[Data extracted from a collection]

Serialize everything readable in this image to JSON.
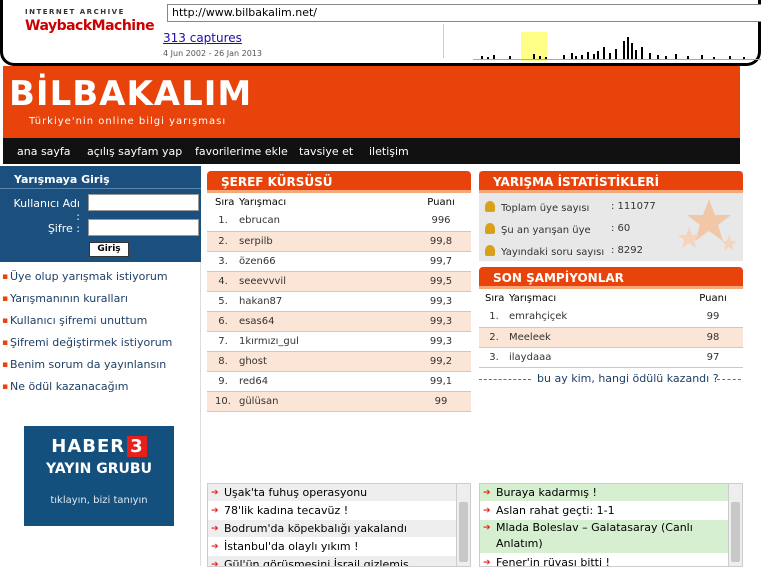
{
  "wayback": {
    "top_label": "INTERNET ARCHIVE",
    "logo": "WaybackMachine",
    "url": "http://www.bilbakalim.net/",
    "captures": "313 captures",
    "date_range": "4 Jun 2002 - 26 Jan 2013"
  },
  "header": {
    "logo": "BİLBAKALIM",
    "tagline": "Türkiye'nin online bilgi yarışması"
  },
  "nav": [
    "ana sayfa",
    "açılış sayfam yap",
    "favorilerime ekle",
    "tavsiye et",
    "iletişim"
  ],
  "login": {
    "title": "Yarışmaya Giriş",
    "user_label": "Kullanıcı Adı :",
    "pass_label": "Şifre :",
    "button": "Giriş"
  },
  "side_links": [
    "Üye olup yarışmak istiyorum",
    "Yarışmanının kuralları",
    "Kullanıcı şifremi unuttum",
    "Şifremi değiştirmek istiyorum",
    "Benim sorum da yayınlansın",
    "Ne ödül kazanacağım"
  ],
  "ad": {
    "line1": "HABER",
    "num": "3",
    "line2": "YAYIN GRUBU",
    "line3": "tıklayın, bizi tanıyın"
  },
  "seref": {
    "title": "ŞEREF KÜRSÜSÜ",
    "headers": [
      "Sıra",
      "Yarışmacı",
      "Puanı"
    ],
    "rows": [
      [
        "1.",
        "ebrucan",
        "996"
      ],
      [
        "2.",
        "serpilb",
        "99,8"
      ],
      [
        "3.",
        "özen66",
        "99,7"
      ],
      [
        "4.",
        "seeevvvil",
        "99,5"
      ],
      [
        "5.",
        "hakan87",
        "99,3"
      ],
      [
        "6.",
        "esas64",
        "99,3"
      ],
      [
        "7.",
        "1kırmızı_gul",
        "99,3"
      ],
      [
        "8.",
        "ghost",
        "99,2"
      ],
      [
        "9.",
        "red64",
        "99,1"
      ],
      [
        "10.",
        "gülüsan",
        "99"
      ]
    ]
  },
  "istatistik": {
    "title": "YARIŞMA İSTATİSTİKLERİ",
    "items": [
      {
        "label": "Toplam üye sayısı",
        "value": ": 111077"
      },
      {
        "label": "Şu an yarışan üye",
        "value": ": 60"
      },
      {
        "label": "Yayındaki soru sayısı",
        "value": ": 8292"
      }
    ]
  },
  "sampiyon": {
    "title": "SON ŞAMPİYONLAR",
    "headers": [
      "Sıra",
      "Yarışmacı",
      "Puanı"
    ],
    "rows": [
      [
        "1.",
        "emrahçiçek",
        "99"
      ],
      [
        "2.",
        "Meeleek",
        "98"
      ],
      [
        "3.",
        "ilaydaaa",
        "97"
      ]
    ],
    "footer": "bu ay kim, hangi ödülü kazandı ?"
  },
  "news_left": [
    "Uşak'ta fuhuş operasyonu",
    "78'lik kadına tecavüz !",
    "Bodrum'da köpekbalığı yakalandı",
    "İstanbul'da olaylı yıkım !",
    "Gül'ün görüşmesini İsrail gizlemiş"
  ],
  "news_right": [
    "Buraya kadarmış !",
    "Aslan rahat geçti: 1-1",
    "Mlada Boleslav – Galatasaray (Canlı Anlatım)",
    "Fener'in rüyası bitti !"
  ],
  "colors": {
    "accent": "#e8430b",
    "login_bg": "#1b4f7d",
    "nav_bg": "#111111"
  }
}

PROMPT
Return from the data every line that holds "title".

RESULT OF THE EXERCISE
    "title": "Yarışmaya Giriş",
    "title": "ŞEREF KÜRSÜSÜ",
    "title": "YARIŞMA İSTATİSTİKLERİ",
    "title": "SON ŞAMPİYONLAR",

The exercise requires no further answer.